Sometimes your work … could benefit you or your family personally or may affect individuals or organizations that you have some connection with outside your government job. In these circumstances, the public could be concerned that you will be motivated by considerations other than your desire to do what is best for the public.

Because the success of the Department depends upon maintaining the confidence of the public and your impartiality in performing your official duties, it is important that every employee at the Department be aware of the criminal conflicts of interest statutes and Standards of Ethical Conduct that apply to all Executive Branch employees.

Conflicts of Interest. Congress passed a criminal conflicts of interest law that may prohibit you from working on an assignment even if you believe you can be objective and even if your supervisor wants you to work on it.

As a federal employee, you are prohibited from participating personally and substantially in an official capacity in any particular matter in which, to your knowledge, you or any person whose interests are imputed to you has a financial interest, if the particular matter will have a direct and predictable effect on that financial interest.

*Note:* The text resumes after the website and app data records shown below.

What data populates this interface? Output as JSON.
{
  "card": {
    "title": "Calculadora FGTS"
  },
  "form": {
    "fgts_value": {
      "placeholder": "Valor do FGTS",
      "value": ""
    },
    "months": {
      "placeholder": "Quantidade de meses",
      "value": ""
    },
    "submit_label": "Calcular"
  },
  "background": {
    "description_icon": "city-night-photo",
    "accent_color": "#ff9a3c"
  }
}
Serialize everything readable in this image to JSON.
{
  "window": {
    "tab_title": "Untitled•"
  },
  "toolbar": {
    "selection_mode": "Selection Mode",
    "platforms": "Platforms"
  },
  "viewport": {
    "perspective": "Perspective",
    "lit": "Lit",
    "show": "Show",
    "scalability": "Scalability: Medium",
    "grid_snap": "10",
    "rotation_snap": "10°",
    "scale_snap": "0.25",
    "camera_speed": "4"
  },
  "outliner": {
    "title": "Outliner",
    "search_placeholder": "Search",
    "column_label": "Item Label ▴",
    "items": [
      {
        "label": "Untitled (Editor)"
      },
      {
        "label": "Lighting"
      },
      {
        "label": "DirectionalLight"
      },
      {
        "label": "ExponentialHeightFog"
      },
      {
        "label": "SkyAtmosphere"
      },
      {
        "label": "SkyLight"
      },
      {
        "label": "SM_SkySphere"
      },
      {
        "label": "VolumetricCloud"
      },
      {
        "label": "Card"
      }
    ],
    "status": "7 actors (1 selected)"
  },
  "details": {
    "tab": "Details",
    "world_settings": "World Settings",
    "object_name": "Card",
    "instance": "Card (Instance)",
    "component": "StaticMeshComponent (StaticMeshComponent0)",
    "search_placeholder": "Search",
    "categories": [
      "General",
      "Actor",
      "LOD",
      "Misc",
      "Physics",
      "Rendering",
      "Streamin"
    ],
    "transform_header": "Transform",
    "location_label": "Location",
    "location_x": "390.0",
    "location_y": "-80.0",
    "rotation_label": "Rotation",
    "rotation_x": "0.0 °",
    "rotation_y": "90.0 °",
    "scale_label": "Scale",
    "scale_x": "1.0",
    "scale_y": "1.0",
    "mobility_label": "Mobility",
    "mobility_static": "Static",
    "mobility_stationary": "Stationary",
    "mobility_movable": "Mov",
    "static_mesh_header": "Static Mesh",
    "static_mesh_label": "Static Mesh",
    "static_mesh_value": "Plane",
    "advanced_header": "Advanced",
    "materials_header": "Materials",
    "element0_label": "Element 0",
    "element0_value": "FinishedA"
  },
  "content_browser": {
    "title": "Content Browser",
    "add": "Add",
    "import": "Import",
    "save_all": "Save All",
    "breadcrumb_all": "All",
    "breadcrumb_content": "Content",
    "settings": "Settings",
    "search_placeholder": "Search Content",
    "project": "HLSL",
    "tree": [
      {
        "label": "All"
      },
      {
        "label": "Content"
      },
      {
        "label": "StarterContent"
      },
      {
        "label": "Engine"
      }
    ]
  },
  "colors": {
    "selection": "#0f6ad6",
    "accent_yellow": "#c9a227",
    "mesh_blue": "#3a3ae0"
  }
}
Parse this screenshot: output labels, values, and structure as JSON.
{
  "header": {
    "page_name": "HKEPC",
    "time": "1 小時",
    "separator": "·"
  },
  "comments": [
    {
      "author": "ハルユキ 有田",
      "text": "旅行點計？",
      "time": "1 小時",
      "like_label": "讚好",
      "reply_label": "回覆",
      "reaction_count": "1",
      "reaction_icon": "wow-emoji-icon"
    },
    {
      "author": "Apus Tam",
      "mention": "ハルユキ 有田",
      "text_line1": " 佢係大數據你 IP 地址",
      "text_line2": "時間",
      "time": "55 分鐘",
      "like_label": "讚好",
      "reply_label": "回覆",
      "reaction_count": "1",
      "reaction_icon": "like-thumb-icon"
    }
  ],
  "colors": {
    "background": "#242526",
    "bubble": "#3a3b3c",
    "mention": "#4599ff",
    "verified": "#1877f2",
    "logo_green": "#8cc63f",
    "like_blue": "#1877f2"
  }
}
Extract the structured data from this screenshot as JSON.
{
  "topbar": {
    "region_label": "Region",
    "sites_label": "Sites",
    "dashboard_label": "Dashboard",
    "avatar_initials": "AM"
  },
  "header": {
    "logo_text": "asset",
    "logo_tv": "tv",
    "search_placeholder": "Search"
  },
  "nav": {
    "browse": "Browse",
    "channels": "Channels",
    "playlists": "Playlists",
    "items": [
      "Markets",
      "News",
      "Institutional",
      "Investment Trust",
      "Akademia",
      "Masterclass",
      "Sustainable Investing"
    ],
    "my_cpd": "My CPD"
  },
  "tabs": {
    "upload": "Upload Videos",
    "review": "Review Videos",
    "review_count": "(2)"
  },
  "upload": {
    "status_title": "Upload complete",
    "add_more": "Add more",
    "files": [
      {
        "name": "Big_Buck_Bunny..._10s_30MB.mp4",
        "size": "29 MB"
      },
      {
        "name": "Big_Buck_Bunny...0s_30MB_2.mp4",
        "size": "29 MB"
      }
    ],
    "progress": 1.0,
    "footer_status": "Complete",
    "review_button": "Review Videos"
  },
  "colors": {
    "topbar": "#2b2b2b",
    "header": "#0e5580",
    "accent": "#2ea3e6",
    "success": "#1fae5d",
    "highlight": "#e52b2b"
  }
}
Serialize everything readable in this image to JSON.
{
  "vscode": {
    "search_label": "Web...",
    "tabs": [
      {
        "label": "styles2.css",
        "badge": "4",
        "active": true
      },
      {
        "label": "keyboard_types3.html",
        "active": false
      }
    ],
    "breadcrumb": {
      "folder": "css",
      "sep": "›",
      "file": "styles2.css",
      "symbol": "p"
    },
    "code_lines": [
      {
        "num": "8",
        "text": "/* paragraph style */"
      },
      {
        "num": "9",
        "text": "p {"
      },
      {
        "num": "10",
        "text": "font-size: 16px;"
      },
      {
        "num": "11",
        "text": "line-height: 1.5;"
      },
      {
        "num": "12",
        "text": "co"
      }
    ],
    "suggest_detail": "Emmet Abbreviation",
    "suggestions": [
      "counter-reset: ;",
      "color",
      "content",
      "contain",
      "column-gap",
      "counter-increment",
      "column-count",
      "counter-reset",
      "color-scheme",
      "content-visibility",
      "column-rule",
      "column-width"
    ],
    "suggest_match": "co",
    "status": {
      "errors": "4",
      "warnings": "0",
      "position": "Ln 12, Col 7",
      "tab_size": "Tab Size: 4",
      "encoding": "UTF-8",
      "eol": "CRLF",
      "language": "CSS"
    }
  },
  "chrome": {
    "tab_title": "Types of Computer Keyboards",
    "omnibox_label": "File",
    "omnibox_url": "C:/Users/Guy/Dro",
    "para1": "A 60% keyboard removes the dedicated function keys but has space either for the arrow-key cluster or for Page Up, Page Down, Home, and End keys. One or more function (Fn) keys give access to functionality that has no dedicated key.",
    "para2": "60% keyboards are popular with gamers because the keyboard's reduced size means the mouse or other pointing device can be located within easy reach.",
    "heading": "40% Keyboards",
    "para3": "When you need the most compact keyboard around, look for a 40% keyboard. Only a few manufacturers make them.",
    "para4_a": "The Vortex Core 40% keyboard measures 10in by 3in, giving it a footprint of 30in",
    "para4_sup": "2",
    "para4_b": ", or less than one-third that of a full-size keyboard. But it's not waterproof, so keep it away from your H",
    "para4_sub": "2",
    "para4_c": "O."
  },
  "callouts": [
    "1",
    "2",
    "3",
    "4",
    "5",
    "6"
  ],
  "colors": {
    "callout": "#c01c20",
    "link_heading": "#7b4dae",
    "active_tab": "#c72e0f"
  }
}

Your financial interests include any current or contingent ownership, equity, or security interest in real or personal property or a business, any ownership of financial instruments or investments such as stocks, bonds, mutual funds, or real estate, and any salary or indebtedness.

Remember that the financial interests of the following are also treated as your financial interests under the criminal conflicts of interest law:

  • Spouse;
  • Minor children;
  • General partner;
  • Organizations in which you serve as an employee, officer, director, general partner, or trustee; and
  • Organization with whom you are negotiating for or have an arrangement concerning prospective employment.

Impartiality. Additionally, there may be circumstances other than those covered by the criminal conflicts of interest law which could raise concerns about your impartiality in your work or assignments at the Department.

Under the Standards of Ethical Conduct for Employees of the Executive Branch, you are asked to consider whether a reasonable person with knowledge of the relevant facts would question your impartiality before you participate in certain decisions, actions, and determinations at the Department. Specifically, those that affect the financial interests of a member of your household or those that involve or affect your personal and business relationships called “covered relationships” in the impartiality regulation.

You have a “covered relationship” with:

  • a person with whom you have or seek a business, contractual, or other financial relationship;
  • a person who is a member of your household or is a relative with whom you have a close personal relationship;
  • a person for whom your spouse, parent, or dependent child serves or seeks to serve as an officer, director, trustee, general partner, agent, attorney, consultant, contractor, or employee;
  • any person for whom you have within the last year served as an officer, director, trustee, general partner, agent, attorney, consultant, contractor, or employee; and
  • any organization (other than a political party) in which you are an active participant.

Depending on the situation, additional ethics restrictions may also apply. Whether just entering, currently serving or leaving the government, you may be required to take actions to resolve or mitigate conflicts of interest, appearance, or impartiality concerns.